RECORDS FOR THE EXERCISE: Begin

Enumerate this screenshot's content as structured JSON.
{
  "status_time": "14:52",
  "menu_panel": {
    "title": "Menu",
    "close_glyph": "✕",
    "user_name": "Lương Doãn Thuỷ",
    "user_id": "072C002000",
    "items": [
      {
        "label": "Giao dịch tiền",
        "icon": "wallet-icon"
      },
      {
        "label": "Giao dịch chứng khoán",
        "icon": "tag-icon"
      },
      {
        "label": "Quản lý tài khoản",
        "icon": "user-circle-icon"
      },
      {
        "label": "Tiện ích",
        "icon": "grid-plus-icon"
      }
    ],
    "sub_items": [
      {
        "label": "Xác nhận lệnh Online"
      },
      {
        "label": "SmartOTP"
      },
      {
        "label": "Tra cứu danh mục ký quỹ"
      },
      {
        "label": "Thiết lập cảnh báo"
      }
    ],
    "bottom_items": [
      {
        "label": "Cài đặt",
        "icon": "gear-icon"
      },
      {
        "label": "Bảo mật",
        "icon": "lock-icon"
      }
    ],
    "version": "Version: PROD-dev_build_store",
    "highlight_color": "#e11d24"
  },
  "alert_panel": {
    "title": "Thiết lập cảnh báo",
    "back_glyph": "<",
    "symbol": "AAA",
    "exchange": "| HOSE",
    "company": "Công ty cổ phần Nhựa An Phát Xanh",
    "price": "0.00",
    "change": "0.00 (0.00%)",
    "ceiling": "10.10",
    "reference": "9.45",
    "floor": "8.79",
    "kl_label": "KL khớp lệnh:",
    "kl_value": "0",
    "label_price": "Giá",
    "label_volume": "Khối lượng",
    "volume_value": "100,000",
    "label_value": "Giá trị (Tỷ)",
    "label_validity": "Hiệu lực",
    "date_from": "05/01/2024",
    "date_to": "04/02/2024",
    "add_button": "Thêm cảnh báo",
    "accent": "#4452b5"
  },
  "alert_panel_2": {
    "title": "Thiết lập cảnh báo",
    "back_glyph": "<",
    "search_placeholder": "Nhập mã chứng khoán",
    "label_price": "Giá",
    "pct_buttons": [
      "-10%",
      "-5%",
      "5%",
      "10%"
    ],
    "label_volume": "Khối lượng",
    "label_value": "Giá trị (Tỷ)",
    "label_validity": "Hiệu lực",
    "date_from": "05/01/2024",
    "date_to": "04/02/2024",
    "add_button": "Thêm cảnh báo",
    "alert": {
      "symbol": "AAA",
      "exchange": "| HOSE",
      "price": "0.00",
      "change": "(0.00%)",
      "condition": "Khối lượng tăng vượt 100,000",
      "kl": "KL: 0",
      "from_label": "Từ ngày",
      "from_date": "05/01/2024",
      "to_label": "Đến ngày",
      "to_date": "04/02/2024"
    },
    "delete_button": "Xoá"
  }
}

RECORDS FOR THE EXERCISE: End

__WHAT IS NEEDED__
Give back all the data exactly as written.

__ANSWER TO THIS TASK__
Enumerate this screenshot's content as structured JSON.
{
  "status_time": "14:52",
  "menu_panel": {
    "title": "Menu",
    "close_glyph": "✕",
    "user_name": "Lương Doãn Thuỷ",
    "user_id": "072C002000",
    "items": [
      {
        "label": "Giao dịch tiền",
        "icon": "wallet-icon"
      },
      {
        "label": "Giao dịch chứng khoán",
        "icon": "tag-icon"
      },
      {
        "label": "Quản lý tài khoản",
        "icon": "user-circle-icon"
      },
      {
        "label": "Tiện ích",
        "icon": "grid-plus-icon"
      }
    ],
    "sub_items": [
      {
        "label": "Xác nhận lệnh Online"
      },
      {
        "label": "SmartOTP"
      },
      {
        "label": "Tra cứu danh mục ký quỹ"
      },
      {
        "label": "Thiết lập cảnh báo"
      }
    ],
    "bottom_items": [
      {
        "label": "Cài đặt",
        "icon": "gear-icon"
      },
      {
        "label": "Bảo mật",
        "icon": "lock-icon"
      }
    ],
    "version": "Version: PROD-dev_build_store",
    "highlight_color": "#e11d24"
  },
  "alert_panel": {
    "title": "Thiết lập cảnh báo",
    "back_glyph": "<",
    "symbol": "AAA",
    "exchange": "| HOSE",
    "company": "Công ty cổ phần Nhựa An Phát Xanh",
    "price": "0.00",
    "change": "0.00 (0.00%)",
    "ceiling": "10.10",
    "reference": "9.45",
    "floor": "8.79",
    "kl_label": "KL khớp lệnh:",
    "kl_value": "0",
    "label_price": "Giá",
    "label_volume": "Khối lượng",
    "volume_value": "100,000",
    "label_value": "Giá trị (Tỷ)",
    "label_validity": "Hiệu lực",
    "date_from": "05/01/2024",
    "date_to": "04/02/2024",
    "add_button": "Thêm cảnh báo",
    "accent": "#4452b5"
  },
  "alert_panel_2": {
    "title": "Thiết lập cảnh báo",
    "back_glyph": "<",
    "search_placeholder": "Nhập mã chứng khoán",
    "label_price": "Giá",
    "pct_buttons": [
      "-10%",
      "-5%",
      "5%",
      "10%"
    ],
    "label_volume": "Khối lượng",
    "label_value": "Giá trị (Tỷ)",
    "label_validity": "Hiệu lực",
    "date_from": "05/01/2024",
    "date_to": "04/02/2024",
    "add_button": "Thêm cảnh báo",
    "alert": {
      "symbol": "AAA",
      "exchange": "| HOSE",
      "price": "0.00",
      "change": "(0.00%)",
      "condition": "Khối lượng tăng vượt 100,000",
      "kl": "KL: 0",
      "from_label": "Từ ngày",
      "from_date": "05/01/2024",
      "to_label": "Đến ngày",
      "to_date": "04/02/2024"
    },
    "delete_button": "Xoá"
  }
}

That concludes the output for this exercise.